“Since then, the district has been in regular contact with the Attorney General’s Office to set up a time to meet and discuss any misrepresentations and/or misrepresentations by the Attorney General regarding this matter,” he said. He said he would not be able to meet with a representative of the attorney general’s office on February 2 and offered six additional meeting dates.
The Kansas City, Shawnee Mission and Topeka districts did not immediately respond to a request for comment.
However, in December, Shawnee Mission Unified School District Superintendent Michelle Hubbard responded strongly to Kobach’s letter, criticizing her for not providing actual examples of how parents’ rights have been violated by the district’s policy. He said he relied on “misinformation” from “partisan sources” and said students rarely tried to withhold information from their parents, The Associated Press informed.

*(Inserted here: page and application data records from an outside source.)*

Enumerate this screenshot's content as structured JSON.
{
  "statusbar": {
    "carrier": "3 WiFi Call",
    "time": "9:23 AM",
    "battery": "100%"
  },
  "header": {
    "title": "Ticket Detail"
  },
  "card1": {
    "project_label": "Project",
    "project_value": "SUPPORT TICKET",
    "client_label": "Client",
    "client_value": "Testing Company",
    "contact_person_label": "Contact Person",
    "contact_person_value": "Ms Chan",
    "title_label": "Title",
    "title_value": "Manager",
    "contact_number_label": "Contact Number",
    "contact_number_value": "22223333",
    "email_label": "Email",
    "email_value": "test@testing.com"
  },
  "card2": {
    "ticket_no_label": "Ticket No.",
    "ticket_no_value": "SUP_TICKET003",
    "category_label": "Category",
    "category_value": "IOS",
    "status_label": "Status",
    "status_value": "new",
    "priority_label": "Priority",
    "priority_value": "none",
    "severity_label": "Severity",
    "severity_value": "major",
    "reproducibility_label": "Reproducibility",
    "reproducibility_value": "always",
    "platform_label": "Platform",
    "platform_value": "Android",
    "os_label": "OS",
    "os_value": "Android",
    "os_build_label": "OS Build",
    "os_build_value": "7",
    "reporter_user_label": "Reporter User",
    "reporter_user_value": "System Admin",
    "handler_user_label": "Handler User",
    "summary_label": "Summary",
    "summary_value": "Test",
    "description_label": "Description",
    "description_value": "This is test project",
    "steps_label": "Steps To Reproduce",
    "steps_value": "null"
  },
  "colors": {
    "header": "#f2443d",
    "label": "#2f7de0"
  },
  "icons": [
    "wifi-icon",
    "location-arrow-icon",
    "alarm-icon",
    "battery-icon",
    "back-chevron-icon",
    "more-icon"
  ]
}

“We are not polarizing media caricatures, but real people working hard in the face of intense pressure on public schools,” he said, according to the AP.
Kobach’s letter to districts, for example, refers to Parents Defending Education, a conservative group “trying to take back our schools from activists.”
Kobach also sent a letter to the Kansas School Boards Association in December “based on evidence that KASB may be involved in promoting policies that mislead parents on this issue.” According to him, KASB has refused to comment on whether it is involved in the development of such policies and either confirms or denies that it is involved in the development of these policies.
In an emailed statement to NBC News, KASB executive director Brian Jordan did not directly address Kobach’s statement, but he said Kansas schools “respect and value the rights of well-established parents.”
“Open lines of communication and trust are essential in this partnership,” Jordan said. “Each school district depends on locally elected school board members to set policy and ensure accountability. These people are in the best position to make decisions for their local communities.”
Justin Brace, executive director of Kansas-based Transgender Heartland, said Kobach’s latest statement “marks yet another step toward erasing transgender people in Kansas.”
“This policy would unnecessarily exclude transgender students and parents from questioning or exploring their sexuality before students are ready to talk about it,” Brace said. “We need to stop trying to pass policies that erase trans children from existence, and instead of allowing them to simply exist as children who are learning, growing and being themselves, we need to directly impact their mental health every day.”
There are five states laws forcing transgender youth out schools—Alabama, Iowa, Indiana, North Carolina and North Dakota—and six additional states have laws encouraging such walkouts, though not mandating them, according to the LGBTQ think tank Project to Advance the Movement. Kansas is not among those states. It failed to pass the state Legislature a bill last year it would prohibit school officials from using names or pronouns for a student other than those assigned at birth.
Kobach’s statement is his latest move to target transgender people in the state. In July, he sued Democratic Gov. Laura Kelly’s administration to ban transgender people updates gender on driver’s licenses, and this trial continues. In response to that lawsuit, the state’s Department of Health and Environment decided in September that it would no longer allow trans-transplants. gender on birth certificates.